We finally arrived at our first proper sign, one arrow pointing to Acaime, one to La Montaña and another to Estrella de Agua. Acaime was the first destination on our loop so we continued uphill for the last 1km until we came to the entrance. I had read that here there was a spectacular humming bird view point and you could try the Colombian speciality of hot chocolate and cheese. Sweating away we sat at the view point and ordered our chocolate and cheese and then we were surrounded by hummingbirds, easily 20 of them, flying in and out of either the little bird houses or feeders. Stu was obviously absolutely fascinated and was poised with the camera for every single shot. I on the other hand could sit back and enjoy the spectacular view of so many hummingbirds and the beautiful colours they showed, pinks, greens and iridescent blues, stunning. The chocolate and cheese however was not so amazing, I won’t be having it again in a rush.
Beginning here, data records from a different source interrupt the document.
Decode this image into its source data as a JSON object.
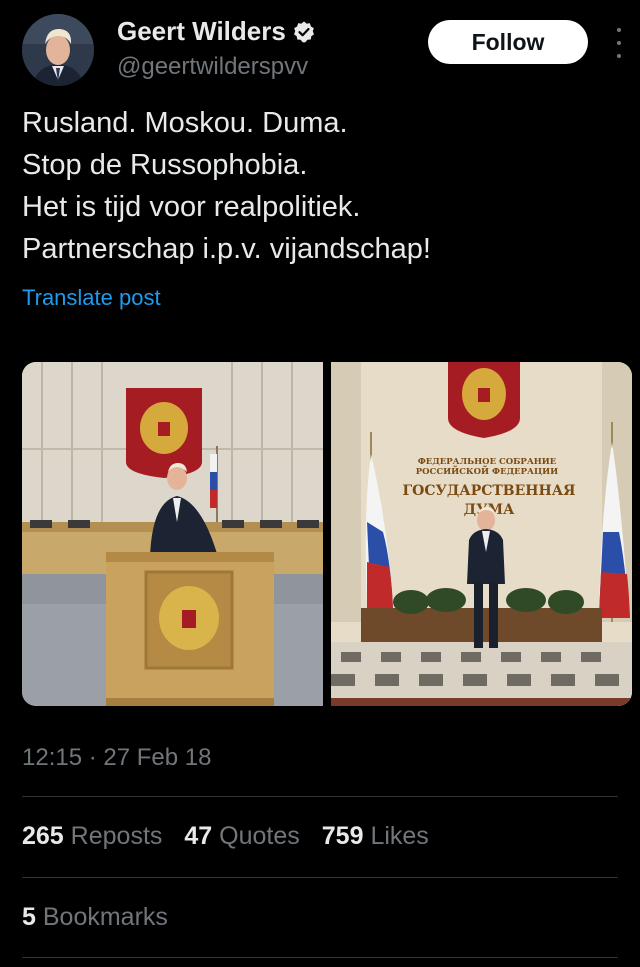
{
  "author": {
    "display_name": "Geert Wilders",
    "handle": "@geertwilderspvv",
    "verified_icon": "verified-badge-icon"
  },
  "follow_label": "Follow",
  "tweet": {
    "lines": [
      "Rusland. Moskou. Duma.",
      "Stop de Russophobia.",
      "Het is tijd voor realpolitiek.",
      "Partnerschap i.p.v. vijandschap!"
    ],
    "translate_label": "Translate post"
  },
  "media": {
    "right_sign": {
      "line1": "ФЕДЕРАЛЬНОЕ СОБРАНИЕ",
      "line2": "РОССИЙСКОЙ ФЕДЕРАЦИИ",
      "line3": "ГОСУДАРСТВЕННАЯ",
      "line4": "ДУМА"
    }
  },
  "timestamp": "12:15 · 27 Feb 18",
  "stats": {
    "reposts_count": "265",
    "reposts_label": "Reposts",
    "quotes_count": "47",
    "quotes_label": "Quotes",
    "likes_count": "759",
    "likes_label": "Likes",
    "bookmarks_count": "5",
    "bookmarks_label": "Bookmarks"
  },
  "colors": {
    "background": "#000000",
    "text": "#e7e9ea",
    "muted": "#71767b",
    "link": "#1d9bf0",
    "verified": "#e7e9ea"
  }
}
After spending quite a while watching the hummingbirds whizz in and out it was time to leave. We had decided to add another 4km each way to Estrella de Agua as we had made good time on the first leg. The owner of Acaime had said it was about a 2 hour uphill hike to Estrella de Agua, then four hours back to complete the loop, this was very doable we thought. He really was not joking, it was literally 2 hours uphill and it was torture all over again, we had to climb up to 3170m and I was really hoping it would be worth it. We came into another valley and started to drop down, all I could think of was all that hard work was being undone and we still weren’t there. Finally in the distance we saw the Estrella de Agua hut, sadly we got there and it was a campsite, nothing so spectacular to see but it was a good feeling to have completed this difficult section. We stopped for a rest and lunch, Stu found a friend in a little cat and some chickens, breaking him away, we set off again. Downhill this time, whoooo, 6.7km all downhill, it was a great feeling to be flying down the hill, yet it was a bit rough on the knees.
Back to the sign again, this time it was the 800m up to La Montaña, a short period to go up just over 100m so again another tough uphill climb. I was moaning away, where is the top? is this the right way? Finally in the distance we saw the house what felt like miles in front. Zigzagging up and dripping in sweat we got there and the views, we’ll lets just say we’re not the best, thick cloud had rolled in and completely covered the valley. Nevertheless we had made it so there is a success in there somewhere.
At least the next hour was all down hill and luckily for us we soon dropped below the clouds which revealed the valley. Row after row of wax palms, all standing several metres high, they did look pretty cool. We spotted an insect carrying a tarantula which it had paralysed, eventually it would bury its eggs in the tarantula, I fantastic sight, poor tarantula, at least this one can’t scare me now though.
Our aim was to get the 5pm jeep back to Salento which in theory worked, we were in a queue of gringos and locals and two jeeps arrived. We crammed 13 into our jeep, Stu was hanging off the back, I was wedged up against the edge of the truck and a very chatty Colombian man. With a numb bum we meandered back through the town to the Plantation House for a well deserved rest. I think we managed to tick off the main things to see in the little town of Salento.